So who is to blame for this search for the perfect fruit or vegetable? There’s plenty to go around. First, the USDA stipulates that commercially grown fruits and vegetables must be 90 percent blemish-free. Next, marketers are always on the lookout to photograph only the most aesthetically-pleasing fruits. These camera-ready specimens are hard for the average piece of produce to live up to and set an unrealistically high standard for fruits and vegetables. Finally, a large portion of the blame must be put on consumers.

When shopping for produce, most consumers select food based on how it looks rather than how it smells or how it will taste. This means that many fruits and vegetables are rejected solely on appearance rather than on taste, quality, or ripeness.

Thankfully, there is a new trend toward average-looking fruits and vegetables. Experts are pushing the message that perfect on the outside doesn’t necessary mean better tasting. In fact, pull an apple straight off a tree and it might not look perfect but it sure tastes that way!

There are several companies working to minimize waste by delivering less than perfect fruit directly to consumers. Farmers and consumers can both benefit from doing business this way. Farmers will be able to sell crops that would normally be bound for the landfill and consumers will be able to purchase produce for much less than they would pay in the grocery store – without sacrificing quality or taste. Across the country, farmers list these types of transactions as something they are very interested in pursuing.

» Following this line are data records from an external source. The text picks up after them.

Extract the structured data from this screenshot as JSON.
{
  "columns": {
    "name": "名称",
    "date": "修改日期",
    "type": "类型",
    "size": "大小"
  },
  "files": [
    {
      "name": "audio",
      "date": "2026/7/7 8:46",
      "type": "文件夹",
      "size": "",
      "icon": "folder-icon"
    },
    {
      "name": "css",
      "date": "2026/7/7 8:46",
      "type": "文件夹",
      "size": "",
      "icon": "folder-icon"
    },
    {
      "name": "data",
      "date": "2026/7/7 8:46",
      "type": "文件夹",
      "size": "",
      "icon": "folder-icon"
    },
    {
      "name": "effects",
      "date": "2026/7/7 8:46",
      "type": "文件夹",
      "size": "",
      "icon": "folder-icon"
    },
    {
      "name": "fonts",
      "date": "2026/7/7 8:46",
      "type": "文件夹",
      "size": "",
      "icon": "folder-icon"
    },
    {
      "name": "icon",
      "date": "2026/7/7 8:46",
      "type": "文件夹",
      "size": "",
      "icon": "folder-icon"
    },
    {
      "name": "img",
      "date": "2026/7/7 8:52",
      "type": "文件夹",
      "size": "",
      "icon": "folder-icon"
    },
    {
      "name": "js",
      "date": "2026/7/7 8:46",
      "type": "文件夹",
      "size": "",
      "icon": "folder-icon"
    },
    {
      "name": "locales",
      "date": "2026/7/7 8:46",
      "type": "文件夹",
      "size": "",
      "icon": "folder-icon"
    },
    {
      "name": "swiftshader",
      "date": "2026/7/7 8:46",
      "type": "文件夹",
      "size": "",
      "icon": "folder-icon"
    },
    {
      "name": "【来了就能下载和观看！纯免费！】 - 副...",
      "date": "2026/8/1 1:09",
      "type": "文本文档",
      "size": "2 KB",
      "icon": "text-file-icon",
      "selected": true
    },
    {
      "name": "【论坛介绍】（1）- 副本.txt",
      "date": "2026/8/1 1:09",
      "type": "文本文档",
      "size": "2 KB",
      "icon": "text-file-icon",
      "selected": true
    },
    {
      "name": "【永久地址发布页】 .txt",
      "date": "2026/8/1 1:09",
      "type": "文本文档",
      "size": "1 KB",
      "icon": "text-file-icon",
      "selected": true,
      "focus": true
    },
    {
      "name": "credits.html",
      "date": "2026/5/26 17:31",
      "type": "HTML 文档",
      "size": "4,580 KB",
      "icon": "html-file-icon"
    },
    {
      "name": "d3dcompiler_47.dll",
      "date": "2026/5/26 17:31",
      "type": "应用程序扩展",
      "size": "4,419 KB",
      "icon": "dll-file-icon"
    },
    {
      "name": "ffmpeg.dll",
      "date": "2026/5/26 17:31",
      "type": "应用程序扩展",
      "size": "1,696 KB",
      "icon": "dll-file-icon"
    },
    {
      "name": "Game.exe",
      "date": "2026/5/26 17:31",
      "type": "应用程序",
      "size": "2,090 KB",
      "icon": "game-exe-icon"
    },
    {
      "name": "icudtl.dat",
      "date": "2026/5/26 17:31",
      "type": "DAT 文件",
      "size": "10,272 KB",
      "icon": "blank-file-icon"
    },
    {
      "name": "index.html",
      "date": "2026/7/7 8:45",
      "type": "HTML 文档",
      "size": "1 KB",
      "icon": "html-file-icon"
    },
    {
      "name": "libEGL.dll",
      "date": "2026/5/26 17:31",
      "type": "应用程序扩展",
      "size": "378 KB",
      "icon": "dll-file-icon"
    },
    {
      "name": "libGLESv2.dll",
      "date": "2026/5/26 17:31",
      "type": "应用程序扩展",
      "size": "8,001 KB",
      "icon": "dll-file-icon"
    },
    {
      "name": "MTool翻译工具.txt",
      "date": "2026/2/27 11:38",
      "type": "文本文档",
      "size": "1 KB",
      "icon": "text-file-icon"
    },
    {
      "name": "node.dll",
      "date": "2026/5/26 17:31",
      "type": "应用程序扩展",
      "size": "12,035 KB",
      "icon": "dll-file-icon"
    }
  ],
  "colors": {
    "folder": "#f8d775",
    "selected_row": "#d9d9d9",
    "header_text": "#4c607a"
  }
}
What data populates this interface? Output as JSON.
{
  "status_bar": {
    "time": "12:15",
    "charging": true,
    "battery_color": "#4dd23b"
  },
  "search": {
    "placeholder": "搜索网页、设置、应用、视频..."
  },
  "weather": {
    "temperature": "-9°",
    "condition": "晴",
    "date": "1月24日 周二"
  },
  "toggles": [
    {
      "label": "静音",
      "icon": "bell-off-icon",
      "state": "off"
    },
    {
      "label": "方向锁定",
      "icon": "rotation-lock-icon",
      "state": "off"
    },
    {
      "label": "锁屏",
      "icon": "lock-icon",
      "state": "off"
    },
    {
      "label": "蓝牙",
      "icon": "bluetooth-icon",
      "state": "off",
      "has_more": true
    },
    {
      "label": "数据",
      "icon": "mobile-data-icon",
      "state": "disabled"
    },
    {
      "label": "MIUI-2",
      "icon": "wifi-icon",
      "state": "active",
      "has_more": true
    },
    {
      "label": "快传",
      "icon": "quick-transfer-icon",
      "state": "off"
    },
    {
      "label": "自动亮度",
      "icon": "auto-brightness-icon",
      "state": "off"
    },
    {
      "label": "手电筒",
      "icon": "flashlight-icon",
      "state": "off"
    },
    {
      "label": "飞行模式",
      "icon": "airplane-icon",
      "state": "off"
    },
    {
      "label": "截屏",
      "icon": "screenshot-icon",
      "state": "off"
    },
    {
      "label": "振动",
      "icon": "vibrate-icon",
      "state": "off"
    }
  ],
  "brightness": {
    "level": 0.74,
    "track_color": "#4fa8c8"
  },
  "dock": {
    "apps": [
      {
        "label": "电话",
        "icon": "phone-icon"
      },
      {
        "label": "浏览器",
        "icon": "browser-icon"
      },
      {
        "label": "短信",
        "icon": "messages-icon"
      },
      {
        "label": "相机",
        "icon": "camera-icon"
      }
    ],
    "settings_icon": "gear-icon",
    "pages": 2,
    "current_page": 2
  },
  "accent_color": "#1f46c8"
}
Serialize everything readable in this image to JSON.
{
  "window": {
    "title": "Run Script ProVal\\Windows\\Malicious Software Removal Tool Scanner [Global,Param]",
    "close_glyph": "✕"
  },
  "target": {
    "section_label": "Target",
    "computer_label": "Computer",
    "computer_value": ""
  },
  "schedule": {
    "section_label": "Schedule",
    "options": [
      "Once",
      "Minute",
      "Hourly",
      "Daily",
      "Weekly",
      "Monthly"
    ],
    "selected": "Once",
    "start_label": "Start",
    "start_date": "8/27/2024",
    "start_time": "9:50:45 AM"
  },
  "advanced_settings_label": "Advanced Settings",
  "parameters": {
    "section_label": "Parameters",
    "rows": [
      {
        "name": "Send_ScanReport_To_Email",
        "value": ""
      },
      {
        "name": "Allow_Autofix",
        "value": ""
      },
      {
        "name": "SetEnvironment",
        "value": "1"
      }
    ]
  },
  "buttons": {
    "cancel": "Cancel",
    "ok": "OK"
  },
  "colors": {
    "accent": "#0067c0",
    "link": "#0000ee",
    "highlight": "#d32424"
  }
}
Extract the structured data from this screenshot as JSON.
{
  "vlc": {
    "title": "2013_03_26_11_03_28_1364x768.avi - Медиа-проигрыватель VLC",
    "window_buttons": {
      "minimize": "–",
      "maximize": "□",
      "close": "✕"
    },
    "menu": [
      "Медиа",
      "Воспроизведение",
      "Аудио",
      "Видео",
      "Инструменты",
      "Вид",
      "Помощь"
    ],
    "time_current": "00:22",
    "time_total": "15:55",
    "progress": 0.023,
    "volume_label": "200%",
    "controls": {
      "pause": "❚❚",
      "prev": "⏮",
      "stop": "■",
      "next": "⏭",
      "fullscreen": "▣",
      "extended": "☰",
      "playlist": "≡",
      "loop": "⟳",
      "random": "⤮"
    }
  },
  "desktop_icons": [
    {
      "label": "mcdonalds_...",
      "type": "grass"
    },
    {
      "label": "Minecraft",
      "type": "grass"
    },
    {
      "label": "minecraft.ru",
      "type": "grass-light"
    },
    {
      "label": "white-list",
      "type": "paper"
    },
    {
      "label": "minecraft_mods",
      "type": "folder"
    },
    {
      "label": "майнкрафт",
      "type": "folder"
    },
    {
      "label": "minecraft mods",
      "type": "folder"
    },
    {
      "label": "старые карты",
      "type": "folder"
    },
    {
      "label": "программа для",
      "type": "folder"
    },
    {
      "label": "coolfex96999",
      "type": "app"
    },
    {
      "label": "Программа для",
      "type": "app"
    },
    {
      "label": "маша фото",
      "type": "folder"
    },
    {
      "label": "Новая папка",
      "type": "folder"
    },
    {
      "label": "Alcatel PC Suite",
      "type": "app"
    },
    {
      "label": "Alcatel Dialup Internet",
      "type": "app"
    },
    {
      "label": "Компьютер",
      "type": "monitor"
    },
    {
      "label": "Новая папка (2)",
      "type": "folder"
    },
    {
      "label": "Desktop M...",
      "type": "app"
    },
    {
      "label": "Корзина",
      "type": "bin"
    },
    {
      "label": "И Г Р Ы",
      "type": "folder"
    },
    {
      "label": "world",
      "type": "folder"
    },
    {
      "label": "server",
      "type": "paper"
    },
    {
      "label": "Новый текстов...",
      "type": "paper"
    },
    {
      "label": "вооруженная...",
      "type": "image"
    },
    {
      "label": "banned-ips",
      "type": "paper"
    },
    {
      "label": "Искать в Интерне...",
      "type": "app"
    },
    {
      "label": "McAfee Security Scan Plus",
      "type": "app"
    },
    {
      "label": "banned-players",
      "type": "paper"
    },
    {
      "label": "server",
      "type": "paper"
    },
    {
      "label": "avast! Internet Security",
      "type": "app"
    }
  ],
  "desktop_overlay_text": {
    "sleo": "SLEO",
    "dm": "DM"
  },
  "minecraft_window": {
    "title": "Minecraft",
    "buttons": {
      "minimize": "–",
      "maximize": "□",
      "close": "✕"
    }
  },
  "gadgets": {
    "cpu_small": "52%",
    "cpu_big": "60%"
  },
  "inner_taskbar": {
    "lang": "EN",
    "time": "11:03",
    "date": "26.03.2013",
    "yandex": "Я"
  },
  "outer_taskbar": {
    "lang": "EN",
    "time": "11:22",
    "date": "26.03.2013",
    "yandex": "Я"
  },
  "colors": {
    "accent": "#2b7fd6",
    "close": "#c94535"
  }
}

Selling less than perfect-looking produce to restaurants is another untapped market. After all, diners don’t care how round a tomato is before it is baked into a lasagna. They only care how it tastes. And as anyone who is willing to take a bite out of an imperfect piece of produce will tell you, it doesn’t have to look perfect to taste that way.